-------- Records for this task --------

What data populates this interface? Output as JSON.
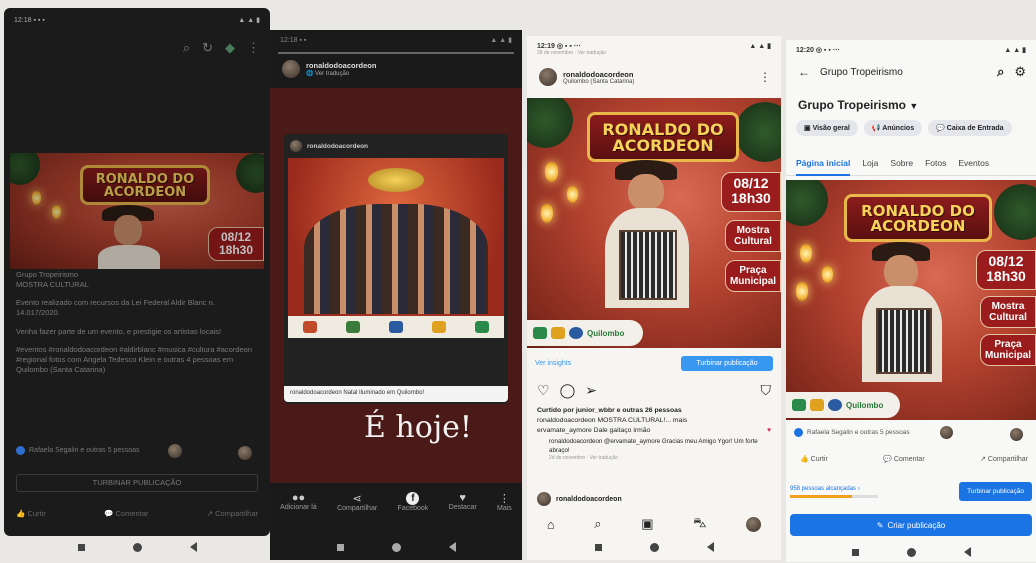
{
  "poster": {
    "title_line1": "RONALDO DO",
    "title_line2": "ACORDEON",
    "date": "08/12",
    "time": "18h30",
    "label_mostra_1": "Mostra",
    "label_mostra_2": "Cultural",
    "label_praca_1": "Praça",
    "label_praca_2": "Municipal",
    "logo_text": "Quilombo"
  },
  "phone1": {
    "group": "Grupo Tropeirismo",
    "event_title": "MOSTRA CULTURAL",
    "event_desc": "Evento realizado com recursos da Lei Federal Aldir Blanc n. 14.017/2020.",
    "invite": "Venha fazer parte de um evento, e prestigie os artistas locais!",
    "tags": "#eventos #ronaldodoacordeon #aldirblanc #musica #cultura #acordeon #regional fotos com Angela Tedesco Klein e outras 4 pessoas em Quilombo (Santa Catarina)",
    "reactions": "Rafaela Segalin e outras 5 pessoas",
    "boost": "TURBINAR PUBLICAÇÃO",
    "like": "Curtir",
    "comment": "Comentar",
    "share": "Compartilhar"
  },
  "phone2": {
    "username": "ronaldodoacordeon",
    "see_translation": "Ver tradução",
    "inner_user": "ronaldodoacordeon",
    "caption": "ronaldodoacordeon Natal Iluminado em Quilombo!",
    "overlay_text": "É hoje!",
    "actions": [
      "Adicionar lá",
      "Compartilhar",
      "Facebook",
      "Destacar",
      "Mais"
    ]
  },
  "phone3": {
    "time": "12:19",
    "status_sub": "28 de novembro · Ver tradução",
    "username": "ronaldodoacordeon",
    "location": "Quilombo (Santa Catarina)",
    "insights": "Ver insights",
    "boost": "Turbinar publicação",
    "liked_by": "Curtido por junior_wbbr e outras 26 pessoas",
    "caption": "ronaldodoacordeon MOSTRA CULTURAL!... mais",
    "comment1": "ervamate_aymore Dale gaitaço irmão",
    "reply": "ronaldodoacordeon @ervamate_aymore Gracias meu Amigo Ygor! Um forte abraço!",
    "reply_meta": "2d de novembro · Ver tradução",
    "next_user": "ronaldodoacordeon"
  },
  "phone4": {
    "time": "12:20",
    "header_title": "Grupo Tropeirismo",
    "group_name": "Grupo Tropeirismo",
    "chips": [
      "Visão geral",
      "Anúncios",
      "Caixa de Entrada"
    ],
    "tabs": [
      "Página inicial",
      "Loja",
      "Sobre",
      "Fotos",
      "Eventos"
    ],
    "reactions": "Rafaela Segalin e outras 5 pessoas",
    "like": "Curtir",
    "comment": "Comentar",
    "share": "Compartilhar",
    "reach": "958 pessoas alcançadas ›",
    "boost": "Turbinar publicação",
    "create": "Criar publicação"
  },
  "colors": {
    "fb_blue": "#1b74e4",
    "ig_blue": "#3897f0",
    "poster_red": "#b3422f",
    "gold": "#f5d35a"
  }
}
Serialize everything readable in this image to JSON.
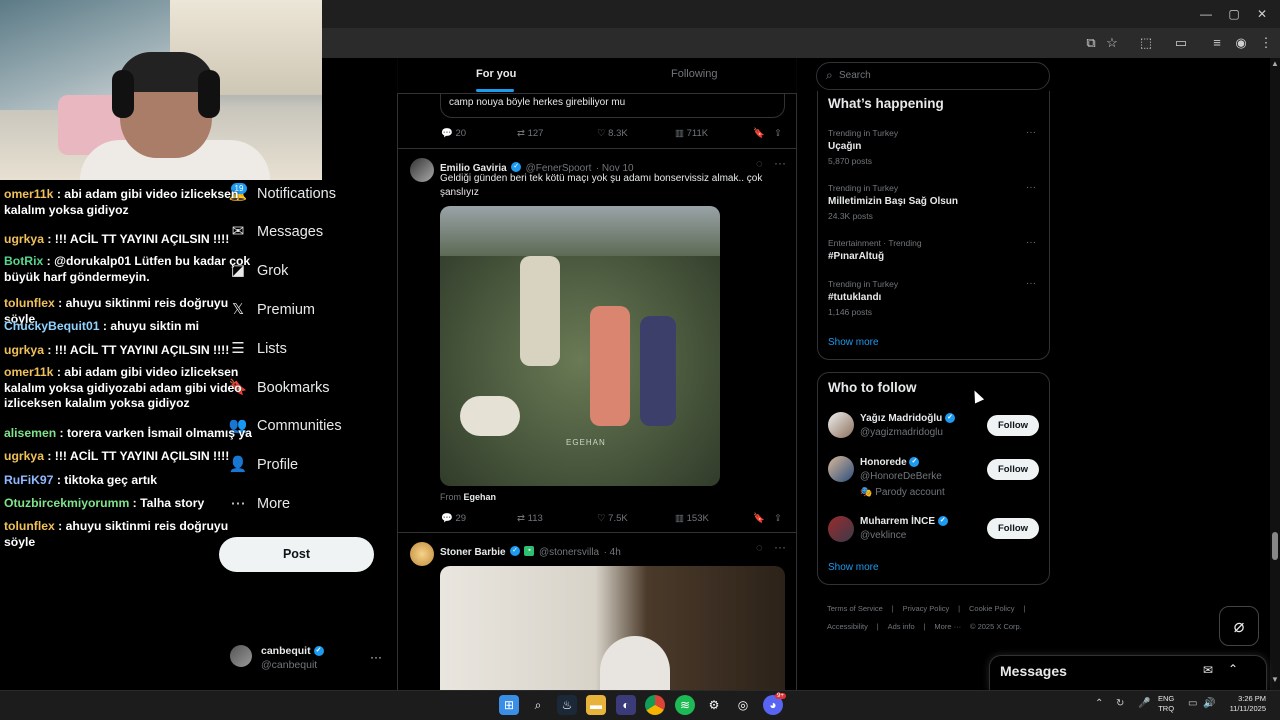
{
  "browser": {
    "window_controls": [
      "—",
      "▢",
      "✕"
    ],
    "toolbar_icons": [
      "cast-icon",
      "star-icon",
      "extensions-icon",
      "split-icon",
      "reading-list-icon",
      "profile-icon",
      "menu-icon"
    ]
  },
  "chat": [
    {
      "user": "omer11k",
      "color": "#f0c05a",
      "text": " : abi adam gibi video izliceksen kalalım yoksa gidiyoz"
    },
    {
      "user": "ugrkya",
      "color": "#f0c05a",
      "text": " : !!! ACİL TT YAYINI AÇILSIN !!!!"
    },
    {
      "user": "BotRix",
      "color": "#58d68d",
      "text": " : @dorukalp01 Lütfen bu kadar çok büyük harf göndermeyin."
    },
    {
      "user": "tolunflex",
      "color": "#f0c05a",
      "text": " : ahuyu siktinmi reis doğruyu söyle"
    },
    {
      "user": "ChuckyBequit01",
      "color": "#8fd3ff",
      "text": " : ahuyu siktin mi"
    },
    {
      "user": "ugrkya",
      "color": "#f0c05a",
      "text": " : !!! ACİL TT YAYINI AÇILSIN !!!!"
    },
    {
      "user": "omer11k",
      "color": "#f0c05a",
      "text": " : abi adam gibi video izliceksen kalalım yoksa gidiyozabi adam gibi video izliceksen kalalım yoksa gidiyoz"
    },
    {
      "user": "alisemen",
      "color": "#7ee38a",
      "text": " : torera varken İsmail olmamış ya"
    },
    {
      "user": "ugrkya",
      "color": "#f0c05a",
      "text": " : !!! ACİL TT YAYINI AÇILSIN !!!!"
    },
    {
      "user": "RuFiK97",
      "color": "#8fb8ff",
      "text": " : tiktoka geç artık"
    },
    {
      "user": "Otuzbircekmiyorumm",
      "color": "#7ee38a",
      "text": " : Talha story"
    },
    {
      "user": "tolunflex",
      "color": "#f0c05a",
      "text": " : ahuyu siktinmi reis doğruyu söyle"
    }
  ],
  "nav": {
    "badge": "19",
    "items": [
      {
        "label": "Notifications",
        "icon": "bell-icon",
        "glyph": "🔔"
      },
      {
        "label": "Messages",
        "icon": "envelope-icon",
        "glyph": "✉"
      },
      {
        "label": "Grok",
        "icon": "grok-icon",
        "glyph": "◪"
      },
      {
        "label": "Premium",
        "icon": "x-logo-icon",
        "glyph": "𝕏"
      },
      {
        "label": "Lists",
        "icon": "list-icon",
        "glyph": "☰"
      },
      {
        "label": "Bookmarks",
        "icon": "bookmark-icon",
        "glyph": "🔖"
      },
      {
        "label": "Communities",
        "icon": "people-icon",
        "glyph": "👥"
      },
      {
        "label": "Profile",
        "icon": "person-icon",
        "glyph": "👤"
      },
      {
        "label": "More",
        "icon": "more-circle-icon",
        "glyph": "⋯"
      }
    ],
    "post_label": "Post",
    "account": {
      "name": "canbequit",
      "handle": "@canbequit",
      "more": "···"
    }
  },
  "timeline": {
    "tabs": {
      "for_you": "For you",
      "following": "Following"
    },
    "tweet1": {
      "quote_text": "camp nouya böyle herkes girebiliyor mu",
      "replies": "20",
      "reposts": "127",
      "likes": "8.3K",
      "views": "711K"
    },
    "tweet2": {
      "name": "Emilio Gaviria",
      "handle": "@FenerSpoort",
      "time": "· Nov 10",
      "text": "Geldiği günden beri tek kötü maçı yok şu adamı bonservissiz almak.. çok şanslıyız",
      "media_watermark": "EGEHAN",
      "from_label": "From",
      "from_name": "Egehan",
      "replies": "29",
      "reposts": "113",
      "likes": "7.5K",
      "views": "153K"
    },
    "tweet3": {
      "name": "Stoner Barbie",
      "handle": "@stonersvilla",
      "time": "· 4h"
    }
  },
  "sidebar": {
    "search_placeholder": "Search",
    "trends_title": "What’s happening",
    "trends": [
      {
        "meta": "Trending in Turkey",
        "name": "Uçağın",
        "count": "5,870 posts"
      },
      {
        "meta": "Trending in Turkey",
        "name": "Milletimizin Başı Sağ Olsun",
        "count": "24.3K posts"
      },
      {
        "meta": "Entertainment · Trending",
        "name": "#PınarAltuğ",
        "count": ""
      },
      {
        "meta": "Trending in Turkey",
        "name": "#tutuklandı",
        "count": "1,146 posts"
      }
    ],
    "show_more": "Show more",
    "wtf_title": "Who to follow",
    "wtf": [
      {
        "name": "Yağız Madridoğlu",
        "handle": "@yagizmadridoglu",
        "extra": "",
        "follow": "Follow"
      },
      {
        "name": "Honorede",
        "handle": "@HonoreDeBerke",
        "extra": "Parody account",
        "follow": "Follow"
      },
      {
        "name": "Muharrem İNCE",
        "handle": "@veklince",
        "extra": "",
        "follow": "Follow"
      }
    ],
    "footer": [
      "Terms of Service",
      "|",
      "Privacy Policy",
      "|",
      "Cookie Policy",
      "|",
      "Accessibility",
      "|",
      "Ads info",
      "|",
      "More ···",
      "© 2025 X Corp."
    ]
  },
  "messages_drawer": {
    "title": "Messages"
  },
  "taskbar": {
    "lang_top": "ENG",
    "lang_bottom": "TRQ",
    "time": "3:26 PM",
    "date": "11/11/2025",
    "icons": [
      "windows-start-icon",
      "search-icon",
      "steam-icon",
      "file-explorer-icon",
      "app-icon",
      "chrome-icon",
      "spotify-icon",
      "settings-icon",
      "capture-icon",
      "discord-icon"
    ],
    "discord_badge": "9+"
  }
}
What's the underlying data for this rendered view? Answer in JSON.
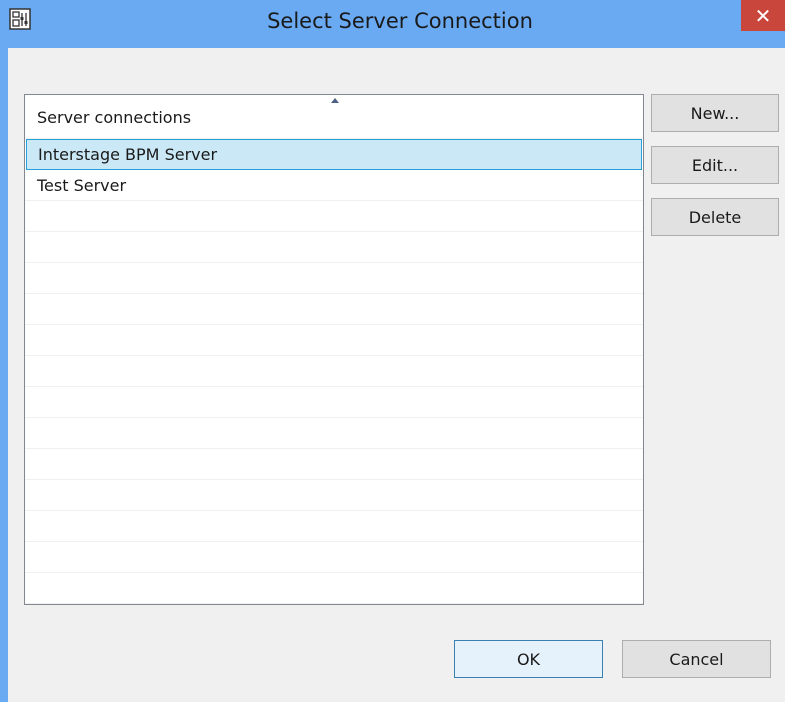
{
  "window": {
    "title": "Select Server Connection",
    "close_symbol": "✕",
    "app_icon": "settings-dialog-icon"
  },
  "list": {
    "header": "Server connections",
    "sort": "ascending",
    "items": [
      {
        "label": "Interstage BPM Server",
        "selected": true
      },
      {
        "label": "Test Server",
        "selected": false
      }
    ]
  },
  "buttons": {
    "new": "New...",
    "edit": "Edit...",
    "delete": "Delete",
    "ok": "OK",
    "cancel": "Cancel"
  },
  "colors": {
    "title_bar": "#6aaaf3",
    "close_button": "#c9463d",
    "selection_fill": "#cbe8f6",
    "selection_border": "#26a0da"
  }
}
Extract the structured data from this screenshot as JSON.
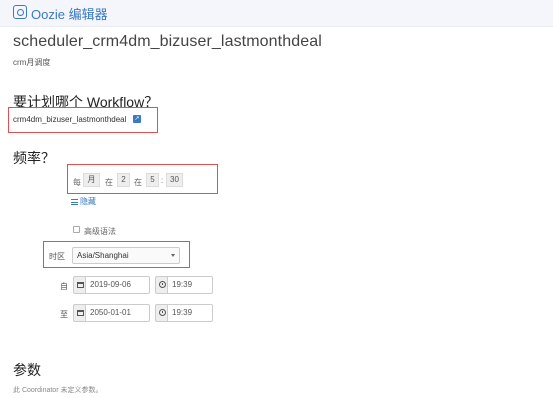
{
  "app": {
    "title": "Oozie 编辑器",
    "accent_color": "#3a79c4",
    "icon": "oozie-logo-icon"
  },
  "coordinator": {
    "name": "scheduler_crm4dm_bizuser_lastmonthdeal",
    "description": "crm月调度"
  },
  "workflow": {
    "heading": "要计划哪个 Workflow？",
    "name": "crm4dm_bizuser_lastmonthdeal",
    "link_icon": "external-link-icon"
  },
  "frequency": {
    "heading": "频率？",
    "every_label": "每",
    "unit_value": "月",
    "at_label_1": "在",
    "day_value": "2",
    "at_label_2": "在",
    "hour_value": "5",
    "separator": ":",
    "minute_value": "30",
    "hide_label": "隐藏",
    "advanced_label": "高级语法",
    "advanced_checked": false
  },
  "timezone": {
    "label": "时区",
    "value": "Asia/Shanghai"
  },
  "start": {
    "label": "自",
    "date": "2019-09-06",
    "time": "19:39"
  },
  "end": {
    "label": "至",
    "date": "2050-01-01",
    "time": "19:39"
  },
  "parameters": {
    "heading": "参数",
    "empty_text": "此 Coordinator 未定义参数。"
  },
  "highlight_color": "#e05050"
}
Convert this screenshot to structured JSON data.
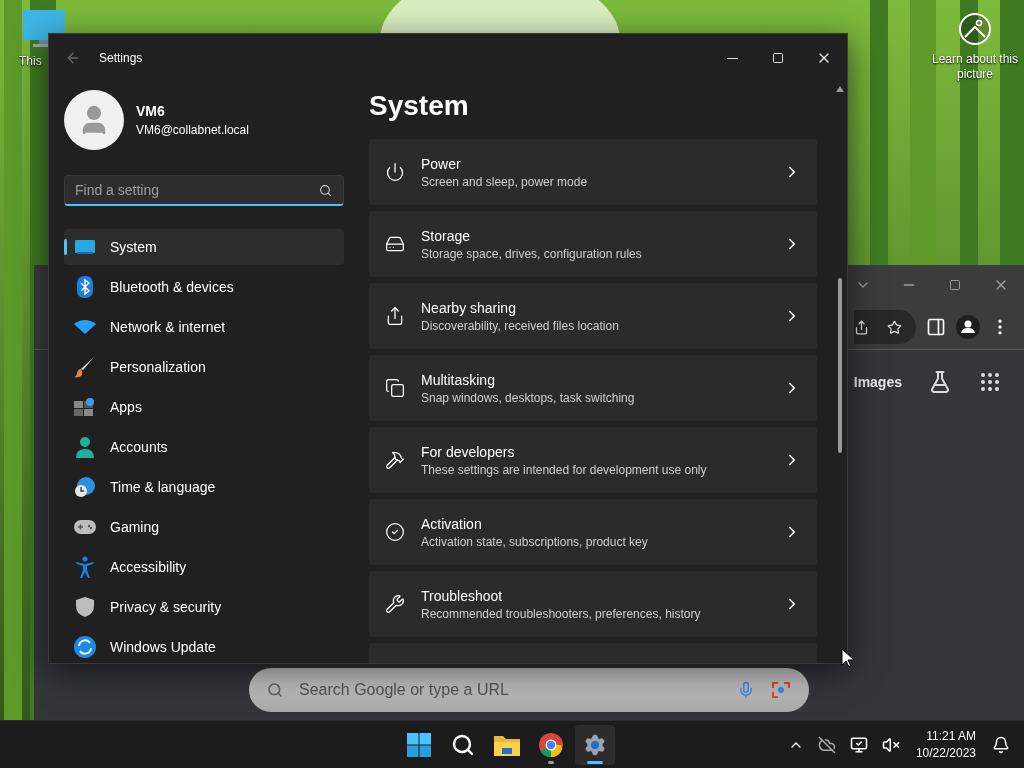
{
  "desktop": {
    "icons": [
      {
        "label": "This"
      }
    ],
    "spotlight": {
      "label": "Learn about this picture"
    }
  },
  "browser_window": {
    "header_links": [
      "Images"
    ],
    "search": {
      "placeholder": "Search Google or type a URL"
    }
  },
  "settings": {
    "title": "Settings",
    "user": {
      "name": "VM6",
      "email": "VM6@collabnet.local"
    },
    "search": {
      "placeholder": "Find a setting"
    },
    "nav": [
      {
        "kind": "system",
        "label": "System",
        "selected": true
      },
      {
        "kind": "bluetooth",
        "label": "Bluetooth & devices",
        "selected": false
      },
      {
        "kind": "network",
        "label": "Network & internet",
        "selected": false
      },
      {
        "kind": "personalization",
        "label": "Personalization",
        "selected": false
      },
      {
        "kind": "apps",
        "label": "Apps",
        "selected": false
      },
      {
        "kind": "accounts",
        "label": "Accounts",
        "selected": false
      },
      {
        "kind": "time",
        "label": "Time & language",
        "selected": false
      },
      {
        "kind": "gaming",
        "label": "Gaming",
        "selected": false
      },
      {
        "kind": "accessibility",
        "label": "Accessibility",
        "selected": false
      },
      {
        "kind": "privacy",
        "label": "Privacy & security",
        "selected": false
      },
      {
        "kind": "update",
        "label": "Windows Update",
        "selected": false
      }
    ],
    "page_title": "System",
    "cards": [
      {
        "kind": "power",
        "title": "Power",
        "description": "Screen and sleep, power mode"
      },
      {
        "kind": "storage",
        "title": "Storage",
        "description": "Storage space, drives, configuration rules"
      },
      {
        "kind": "sharing",
        "title": "Nearby sharing",
        "description": "Discoverability, received files location"
      },
      {
        "kind": "multitasking",
        "title": "Multitasking",
        "description": "Snap windows, desktops, task switching"
      },
      {
        "kind": "developers",
        "title": "For developers",
        "description": "These settings are intended for development use only"
      },
      {
        "kind": "activation",
        "title": "Activation",
        "description": "Activation state, subscriptions, product key"
      },
      {
        "kind": "troubleshoot",
        "title": "Troubleshoot",
        "description": "Recommended troubleshooters, preferences, history"
      }
    ]
  },
  "taskbar": {
    "apps": [
      {
        "kind": "start",
        "running": false,
        "selected": false
      },
      {
        "kind": "search",
        "running": false,
        "selected": false
      },
      {
        "kind": "explorer",
        "running": false,
        "selected": false
      },
      {
        "kind": "chrome",
        "running": true,
        "selected": false
      },
      {
        "kind": "settings",
        "running": true,
        "selected": true
      }
    ],
    "clock": {
      "time": "11:21 AM",
      "date": "10/22/2023"
    }
  }
}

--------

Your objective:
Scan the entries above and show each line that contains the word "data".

Written response:
What data populates this interface? Output as JSON.
What's the underlying data for this rendered view? Answer in JSON.
Extract the structured data from this screenshot as JSON.
Convert this screenshot to structured JSON data.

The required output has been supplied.